Furthermore, by adding a delay to some of the signals, the beam’s direction can be controlled quickly and precisely by altering the location of the intersection of the beams.
A PESA radar takes one signal at a single frequency and splits it between different strategically placed antennas to maximize its range and strength.
Not only do we receive the normal information from the signal response, but we can also learn a great deal about the distance and position of the object based on the interference of the strategically-placed antennas and the way they interrelate.
PESA Radar Advantages
One of the most significant advantages of a PESA radar system is that the delay of certain signals can be controlled completely electronically, meaning that the signal can be steered quickly and precisely without moving any of the antennas. PESA radar systems are valuable because they can scan large areas much faster than traditional mechanical radar systems.
PESA Radar Disadvantages
While the PESA radar was groundbreaking in terms of speed and area, it has significant disadvantages. What it makes up for in range, it loses in accuracy, as the beams of radio waves it puts out are broad and cannot give the most precise location information back.
The PESA radar is also limited by its range capability and the fact that it has only one beam, which means it can send out only one frequency at a time. In addition, it has only one transmitter, so there is potential for system failure due to a single failure within the transmitter.
Size can also be a disadvantage, as PESA radar sensors are typically very large and heavy. They can also be prone to cooling problems since so much information is running through a central point.
As technology advanced and receivers and transmitters could be made much lighter and smaller, active electronically scanned array (AESA) radar systems were invented.
Rather than having one central transmitter, each antenna has its own solid-state transmit receive module or TRM. These modules are controlled by computers that function as both transmitters and receivers.
AESA Radar Advantages
With AESA radar technology, radio waves can be sent out at different frequencies in multiple directions at the same time without moving any antennas. While PESA radar systems may be able to scan larger sections faster, AESA scans more precisely. In addition, by scanning at different frequencies, it brings back more valuable information to its user.

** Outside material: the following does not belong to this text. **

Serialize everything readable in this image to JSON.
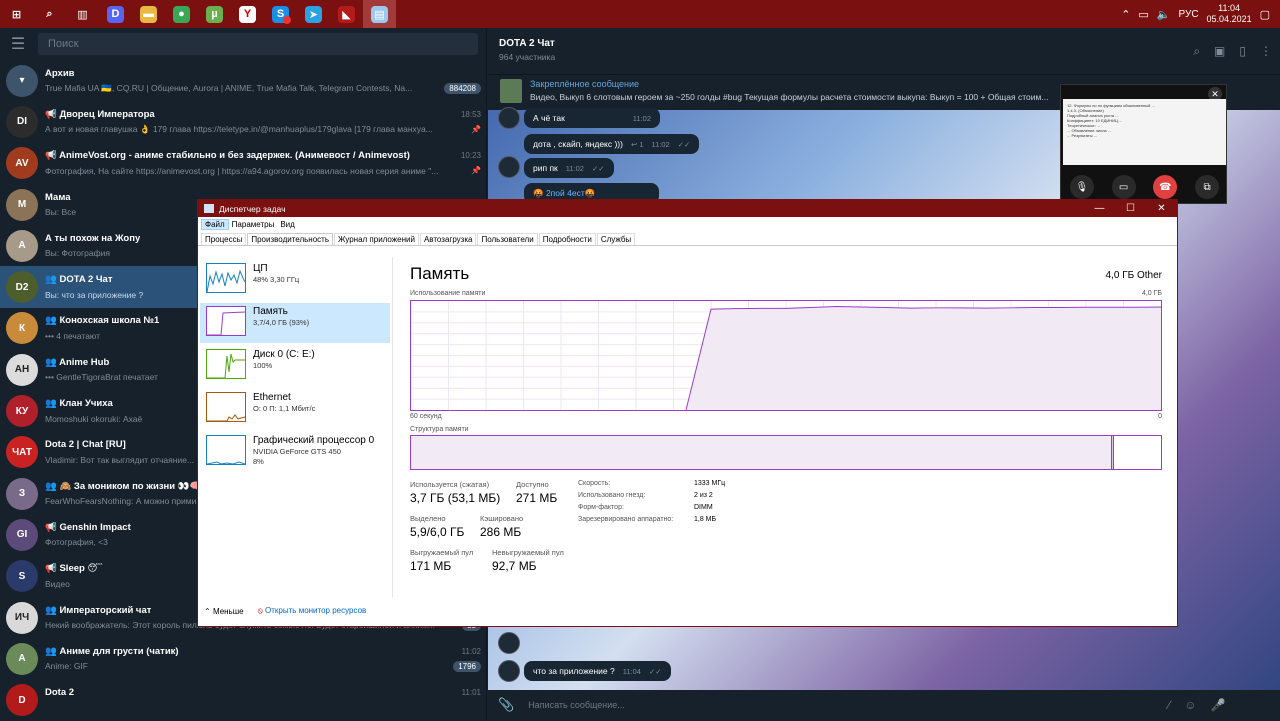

The benefits of AESA radar include:
- Longer range
- Ability to detect smaller targets
- Better resistance to jamming
Since an AESA radar utilizes a broader set of frequencies, it is also much more difficult to detect among background radio noise. This helps vehicles remain undetected while defending themselves in their environments.
Finally, AESA radars are less likely to experience system failure, since they rely on not one, but dozens of TRMs to transmit their signals. Computer failure can be recognized and remedied much faster than the maintenance needed to fix a broken transmitter in a PESA system. Additionally, the functioning antennas in an AESA system can continue to operate while the single TRM or computer is fixed.
AESA Radar Disadvantages
The AESA radar is generally considered the most innovative and technologically-advanced type of tactical radar system. That being said, it does have one notable disadvantage — its limited field of view (FOV).
Currently, the maximum FOV for a standard flat phased AESA antenna is between 90 and 120 degrees. But, by combining mechanical movement with the system, the limited AESA radar range can be vastly increased.
What Is the Difference Between AESA and PESA Radars?
The major difference between an AESA and PESA radar is the number of transmitters. A PESA system relies on one large transmitter, while AESA systems have multiple TRMs. This allows for greater reliability, smaller size and weight, and a lower threat of being detected due to the use of multiple frequencies. While both systems are still used in the military, the relevant differences between a PESA radar vs. an AESA radar will likely depend on the use case and application.